Extensive database patching can consume significant time and resources. For that reason, best practices dictate patches be prioritized. It is recommended that activity monitoring be implemented to manage the gap of time between patch release and deployment to ensure that if someone is trying to exploit a known vulnerability on a non-critical system, the administrator is notified and can take action to address the potential breach.
OS File Permissions and Settings
Vulnerabilities in underlying operating systems have the potential to lead to unauthorized data access and corruption. If an organization has locked down its database user passwords and access controls, but inadvertently grants read/write privileges on the database files in the OS, they have effectively undermined their previous work because a hacker can access the data in the data files directly. To ensure security is in place, OS file permissions and settings must be consistent with the organization’s overall database security policies.
Database Privileges and Access Controls
Security best practices dictate that organizations grant the minimum privileges necessary for individuals to perform their required job functions. When users (or applications) are granted database privileges that exceed these requirements, privileges may be used to gain access to confidential information. Even if employees, administrators, contractors, business partners, and consultants are beyond reproach, excess privileges can leave access points open to potential attack. By using these access points to locate and take advantage of database vulnerabilities, attackers can convert low-level access privileges to high-level access privileges resulting in greater and unauthorized access to data.
By leveraging the query-level access controls available in native database security programs (via triggers, RLS, etc.), user access can be restricted. Unfortunately, the manual effort required to implement these controls can be daunting. However, tools are available to can make this a streamlined deployment via customized policies. In addition to limiting access, policies can protect against and help identify users who abuse legitimate access for unauthorized purposes.

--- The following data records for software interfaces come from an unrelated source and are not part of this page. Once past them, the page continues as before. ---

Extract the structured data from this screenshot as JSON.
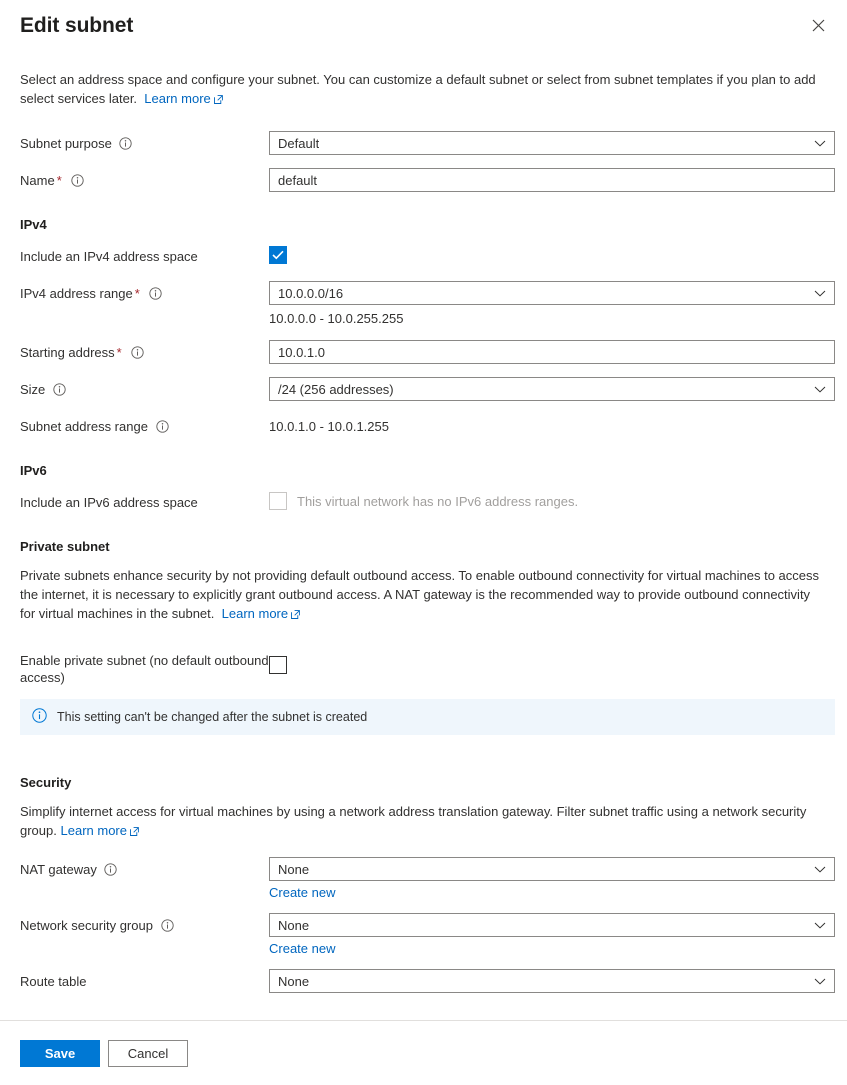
{
  "header": {
    "title": "Edit subnet",
    "close_icon": "close-icon"
  },
  "intro": {
    "text": "Select an address space and configure your subnet. You can customize a default subnet or select from subnet templates if you plan to add select services later.",
    "learn_more": "Learn more"
  },
  "form": {
    "subnet_purpose": {
      "label": "Subnet purpose",
      "value": "Default"
    },
    "name": {
      "label": "Name",
      "required": "*",
      "value": "default"
    }
  },
  "ipv4": {
    "heading": "IPv4",
    "include": {
      "label": "Include an IPv4 address space",
      "checked": true
    },
    "address_range": {
      "label": "IPv4 address range",
      "required": "*",
      "value": "10.0.0.0/16",
      "helper": "10.0.0.0 - 10.0.255.255"
    },
    "starting_address": {
      "label": "Starting address",
      "required": "*",
      "value": "10.0.1.0"
    },
    "size": {
      "label": "Size",
      "value": "/24 (256 addresses)"
    },
    "subnet_address_range": {
      "label": "Subnet address range",
      "value": "10.0.1.0 - 10.0.1.255"
    }
  },
  "ipv6": {
    "heading": "IPv6",
    "include": {
      "label": "Include an IPv6 address space",
      "note": "This virtual network has no IPv6 address ranges.",
      "checked": false,
      "disabled": true
    }
  },
  "private_subnet": {
    "heading": "Private subnet",
    "description": "Private subnets enhance security by not providing default outbound access. To enable outbound connectivity for virtual machines to access the internet, it is necessary to explicitly grant outbound access. A NAT gateway is the recommended way to provide outbound connectivity for virtual machines in the subnet.",
    "learn_more": "Learn more",
    "enable": {
      "label": "Enable private subnet (no default outbound access)",
      "checked": false
    },
    "banner": "This setting can't be changed after the subnet is created"
  },
  "security": {
    "heading": "Security",
    "description": "Simplify internet access for virtual machines by using a network address translation gateway. Filter subnet traffic using a network security group.",
    "learn_more": "Learn more",
    "nat_gateway": {
      "label": "NAT gateway",
      "value": "None",
      "create_new": "Create new"
    },
    "network_security_group": {
      "label": "Network security group",
      "value": "None",
      "create_new": "Create new"
    },
    "route_table": {
      "label": "Route table",
      "value": "None"
    }
  },
  "footer": {
    "save": "Save",
    "cancel": "Cancel"
  },
  "colors": {
    "accent": "#0078d4",
    "link": "#0066bf",
    "required": "#a4262c",
    "banner_bg": "#eff6fc",
    "border": "#8a8886"
  }
}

Auditing and Monitoring Database Access
Weak audit policies and technology represent risks in terms of compliance, detection, forensics and recovery. If you do not audit the database, it is impossible to investigate changes or unauthorized activity, making it essential to enable some form of auditing. Database management systems provide some level of native database auditing capabilities. However, due to performance degradation, native auditing is often disabled. In addition, DBMS are vulnerable to privilege-related attacks from developers or database administrators (DBAs), who have the authority to disable native auditing. While the information they provide is helpful, most DBMS audit solutions lack the granularity necessary to truly understand what happened. For example, these logs often omit data such as what application was used to access the database, IP address and failed queries, which are often a precursor to an attack
Organizations should consider adding a third-party solution to augment native auditing capabilities. These solutions can provide more granular auditing capabilities with near-zero performance impact.
Best practices dictate that comprehensive database security requires a combination of database discovery, vulnerability assessment, activity monitoring, intrusion detection, auditing, and compliance, but for organizations that seek a rapid and quantifiable improvement in their security posture, these first steps can deliver tangible results and reduce risk in a timely manner.